Special thanks to iSchool student and PCL GRA Elle Covington for her contributions to these events!
As the fall semester kicks into full swing and due dates for papers and projects start to loom, the reference staff at the Perry-Castañeda Library is gearing up to best serve the student population at UT both in person and online. One of the key access points for many students seeking help in the evening and nighttime hours is the Ask a Librarian service, which is staffed by graduate students in UT’s School of Information. The program welcomed four new interns over the summer, all of whom are excited to serve both the UT community and the broader, international base from which they receive questions.
While the Ask a Librarian interns each take multiple shifts staffing our instant messaging-based reference service, they also gain experience in several other areas of academic librarianship. Answering email questions received from patrons worldwide is an important aspect of the internship program, and allows the interns to interact with a very diverse range of questions across a broad spectrum of disciplines.
Staffing the Information & Research Help Desk in person at the PCL is another vital component of the internship, and provides the Ask a Librarian staff with valuable in-person reference experience. “Staffing the chat, email, and Research Help desk has been an amazing learning experience about serving the varied information literacy needs of a vast research institution with incredible diversity,” said Christina Gasull, one of the new interns.
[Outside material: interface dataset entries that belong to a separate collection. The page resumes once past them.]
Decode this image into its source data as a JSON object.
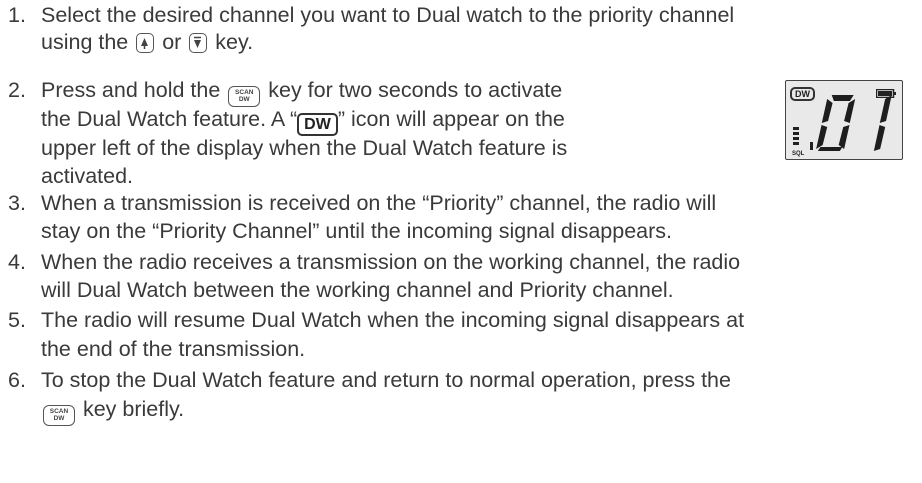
{
  "steps": [
    {
      "number": "1.",
      "lines": [
        "Select the desired channel you want to Dual watch to the priority channel",
        [
          "using the ",
          {
            "key": "up"
          },
          " or ",
          {
            "key": "down"
          },
          " key."
        ]
      ]
    },
    {
      "number": "2.",
      "lines": [
        [
          "Press and hold the ",
          {
            "key": "scan"
          },
          " key for two seconds to activate"
        ],
        [
          "the Dual Watch feature. A “",
          {
            "key": "dw"
          },
          "” icon will appear on the"
        ],
        "upper left of the display when the Dual Watch feature is",
        "activated."
      ]
    },
    {
      "number": "3.",
      "lines": [
        "When a transmission is received on the “Priority” channel, the radio will",
        "stay on the “Priority Channel” until the incoming signal disappears."
      ]
    },
    {
      "number": "4.",
      "lines": [
        "When the radio receives a transmission on the working channel, the radio",
        "will Dual Watch between the working channel and Priority channel."
      ]
    },
    {
      "number": "5.",
      "lines": [
        "The radio will resume Dual Watch when the incoming signal disappears at",
        "the end of the transmission."
      ]
    },
    {
      "number": "6.",
      "lines": [
        "To stop the Dual Watch feature and return to normal operation, press the",
        [
          {
            "key": "scan"
          },
          " key briefly."
        ]
      ]
    }
  ],
  "keys": {
    "scan_top": "SCAN",
    "scan_bottom": "DW",
    "dw_label": "DW"
  },
  "display": {
    "dw_icon": "DW",
    "channel": "01",
    "sql_label": "SQL",
    "battery_icon": "battery-icon",
    "squelch_level": 4
  },
  "colors": {
    "text": "#3a3a3a",
    "lcd_background": "#e9e9e9"
  }
}
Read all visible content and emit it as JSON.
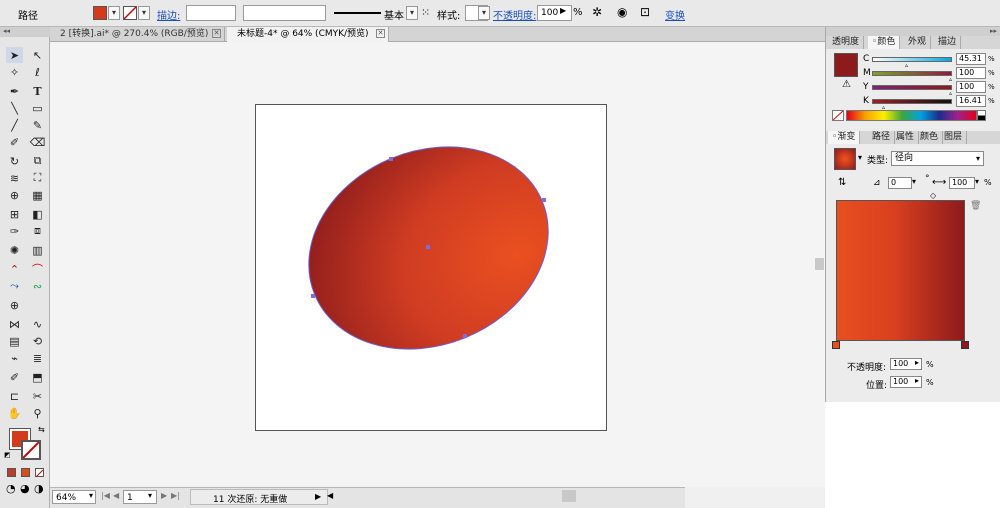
{
  "control_bar": {
    "object_type": "路径",
    "stroke_label": "描边:",
    "stroke_style": "基本",
    "style_label": "样式:",
    "opacity_label": "不透明度:",
    "opacity_value": "100",
    "opacity_unit": "%",
    "transform_label": "变换",
    "fill_color": "#d43a1c"
  },
  "document_tabs": [
    {
      "label": "2 [转换].ai* @ 270.4% (RGB/预览)",
      "active": false
    },
    {
      "label": "未标题-4* @ 64% (CMYK/预览)",
      "active": true
    }
  ],
  "status_bar": {
    "zoom": "64%",
    "page": "1",
    "undo_text": "11 次还原: 无重做"
  },
  "color_panel": {
    "tabs": [
      "透明度",
      "颜色",
      "外观",
      "描边"
    ],
    "active_tab": "颜色",
    "channels": [
      {
        "label": "C",
        "value": "45.31",
        "level": 0.45
      },
      {
        "label": "M",
        "value": "100",
        "level": 1.0
      },
      {
        "label": "Y",
        "value": "100",
        "level": 1.0
      },
      {
        "label": "K",
        "value": "16.41",
        "level": 0.16
      }
    ],
    "current_color": "#8c1b1c"
  },
  "gradient_panel": {
    "tabs": [
      "渐变",
      "路径",
      "属性",
      "颜色",
      "图层"
    ],
    "active_tab": "渐变",
    "type_label": "类型:",
    "type_value": "径向",
    "angle_value": "0",
    "angle_unit": "°",
    "aspect_value": "100",
    "aspect_unit": "%",
    "start_color": "#e84f1f",
    "end_color": "#8e1a1c",
    "opacity_label": "不透明度:",
    "opacity_value": "100",
    "opacity_unit": "%",
    "location_label": "位置:",
    "location_value": "100",
    "location_unit": "%"
  }
}
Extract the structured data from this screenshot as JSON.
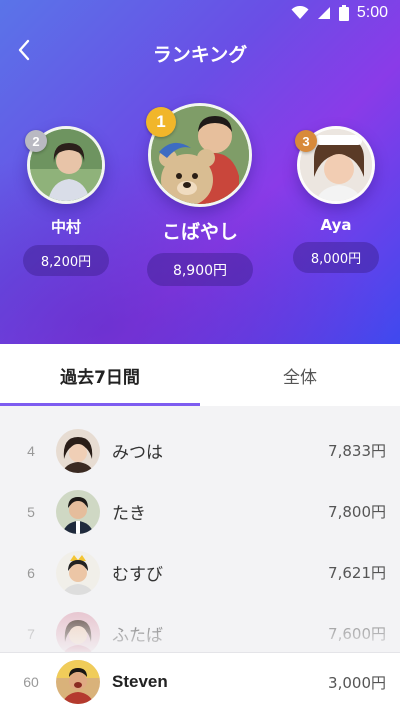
{
  "status_bar": {
    "time": "5:00"
  },
  "header": {
    "title": "ランキング",
    "back_icon": "chevron-left-icon"
  },
  "top_three": [
    {
      "rank": "1",
      "name": "こばやし",
      "amount": "8,900円",
      "medal_color": "#f1b62a"
    },
    {
      "rank": "2",
      "name": "中村",
      "amount": "8,200円",
      "medal_color": "#b9b9c2"
    },
    {
      "rank": "3",
      "name": "Aya",
      "amount": "8,000円",
      "medal_color": "#d88a3a"
    }
  ],
  "tabs": [
    {
      "label": "過去7日間",
      "active": true
    },
    {
      "label": "全体",
      "active": false
    }
  ],
  "ranking_list": [
    {
      "rank": "4",
      "name": "みつは",
      "amount": "7,833円"
    },
    {
      "rank": "5",
      "name": "たき",
      "amount": "7,800円"
    },
    {
      "rank": "6",
      "name": "むすび",
      "amount": "7,621円"
    },
    {
      "rank": "7",
      "name": "ふたば",
      "amount": "7,600円"
    }
  ],
  "my_rank": {
    "rank": "60",
    "name": "Steven",
    "amount": "3,000円"
  },
  "colors": {
    "accent": "#7d5cf0",
    "gradient_start": "#5a74e8",
    "gradient_end": "#3f49ee"
  }
}
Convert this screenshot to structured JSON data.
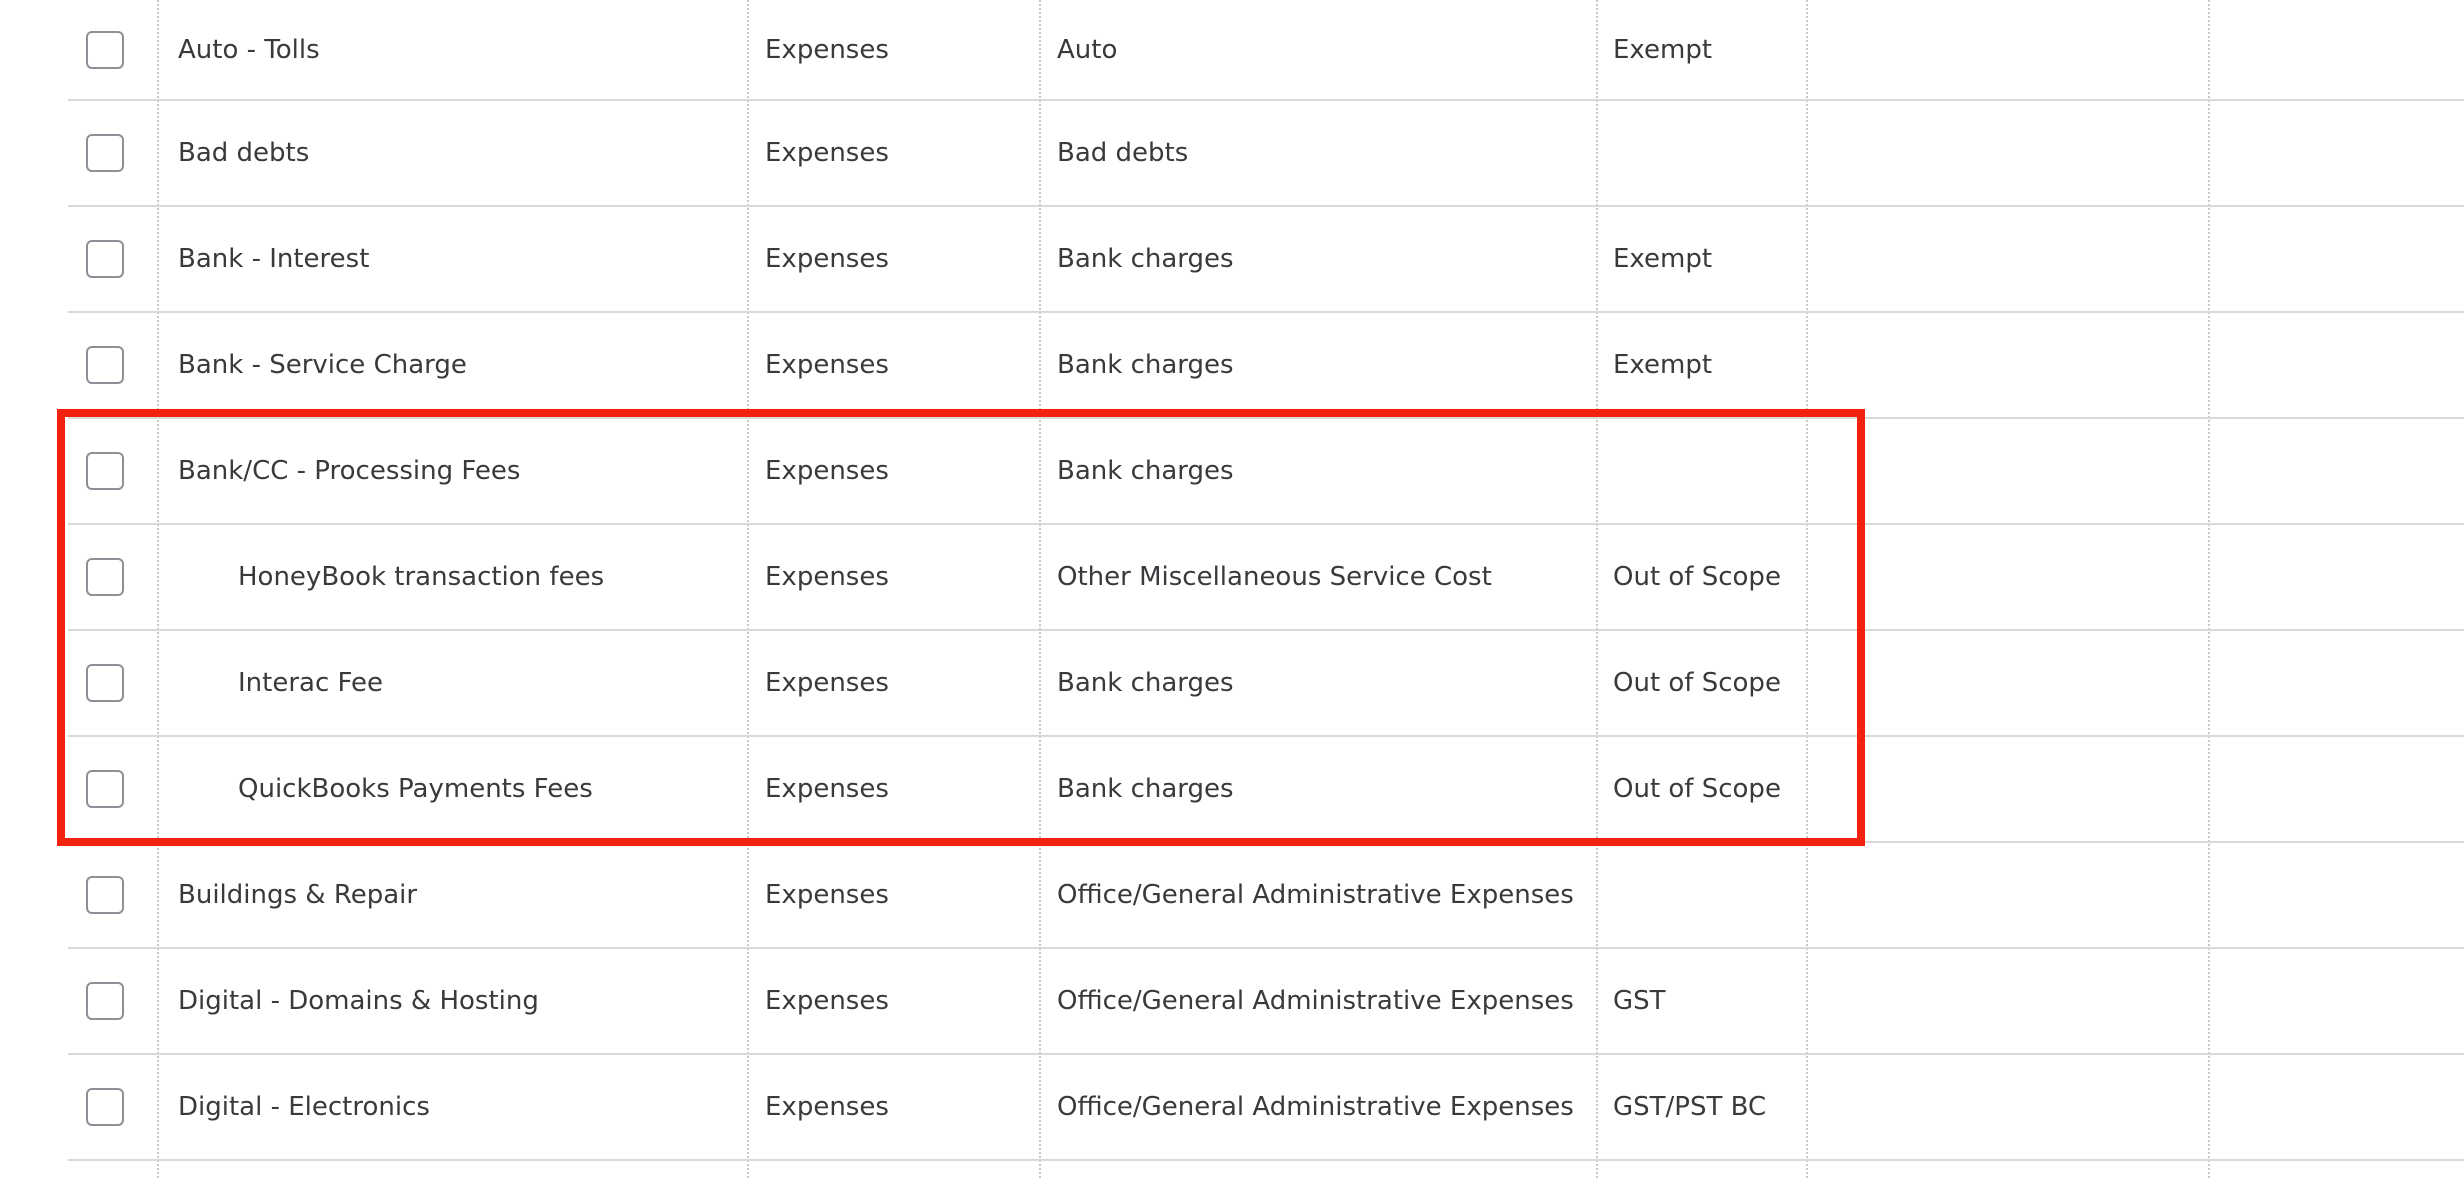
{
  "accounts": {
    "rows": [
      {
        "name": "Auto - Tolls",
        "type": "Expenses",
        "detail": "Auto",
        "tax": "Exempt"
      },
      {
        "name": "Bad debts",
        "type": "Expenses",
        "detail": "Bad debts",
        "tax": ""
      },
      {
        "name": "Bank - Interest",
        "type": "Expenses",
        "detail": "Bank charges",
        "tax": "Exempt"
      },
      {
        "name": "Bank - Service Charge",
        "type": "Expenses",
        "detail": "Bank charges",
        "tax": "Exempt"
      },
      {
        "name": "Bank/CC - Processing Fees",
        "type": "Expenses",
        "detail": "Bank charges",
        "tax": ""
      },
      {
        "name": "HoneyBook transaction fees",
        "type": "Expenses",
        "detail": "Other Miscellaneous Service Cost",
        "tax": "Out of Scope"
      },
      {
        "name": "Interac Fee",
        "type": "Expenses",
        "detail": "Bank charges",
        "tax": "Out of Scope"
      },
      {
        "name": "QuickBooks Payments Fees",
        "type": "Expenses",
        "detail": "Bank charges",
        "tax": "Out of Scope"
      },
      {
        "name": "Buildings & Repair",
        "type": "Expenses",
        "detail": "Office/General Administrative Expenses",
        "tax": ""
      },
      {
        "name": "Digital - Domains & Hosting",
        "type": "Expenses",
        "detail": "Office/General Administrative Expenses",
        "tax": "GST"
      },
      {
        "name": "Digital - Electronics",
        "type": "Expenses",
        "detail": "Office/General Administrative Expenses",
        "tax": "GST/PST BC"
      }
    ]
  },
  "colors": {
    "highlight": "#f2220f",
    "text": "#393a3d",
    "divider": "#d9d9d9"
  }
}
Laura Gienger, a returning intern appointed last spring, agrees: “The most interesting part of this position so far has been getting glimpses of all the different research projects and papers that students are currently working on!”
Communication and collaboration with full-time library staff is another important aspect of the internship program. In addition to working their digital and in-person reference shifts, all of the current Ask a Librarian interns have taken on additional projects in fields they are passionate about, working with librarians to develop and carry out work in areas of their interest. Hayley Morgernstern is exploring subject librarianship in Gender and Sexuality Studies, Ian Goodale is working with the Slavic bibliographer to research and supplement online research guides and do cataloging work, Robin Vickery is creating stack guides for the dance, music, and theatre materials at the Fine Arts Library, Laura has worked with the digitizing of materials, and Christina is currently helping to revise the PCL’s Youth Collection.
All of the interns are passionate about serving the diverse communities of patrons they encounter. As Robin said, projects “that advance the library’s mission to support its community of patrons and researchers are what interest me most about librarianship, so I am excited for the opportunity to be so involved!”
For over 25 years, graduate students from the School of Information’s Masters of Science in Information Studies program have volunteered at the Perry-Castañeda Library at what is now the Research Help and Check Out desk.
Through the Volunteer Program iSchool students gain experience providing expert research help in a university library by shadowing experienced librarian coaches. Each volunteer is paired with one or two coaches who guide them over the semester. By the end of the semester, volunteers will begin answering patron questions with support and feedback from their coaches.
Participants from both sides of the program speak highly of the relationships that it fosters between experienced librarians and students who are just entering the profession. The iSchool students bring fresh enthusiasm to working at the library that benefits everyone who works at or visits the PCL.
This semester’s program began on February 2nd and will run through May 8th. This semester’s volunteers are Corey Fifles, Alia Gant, Nicole Harris, Rachel Panella, Jeremy Selvidge, and Alicia Zachary-Erickson.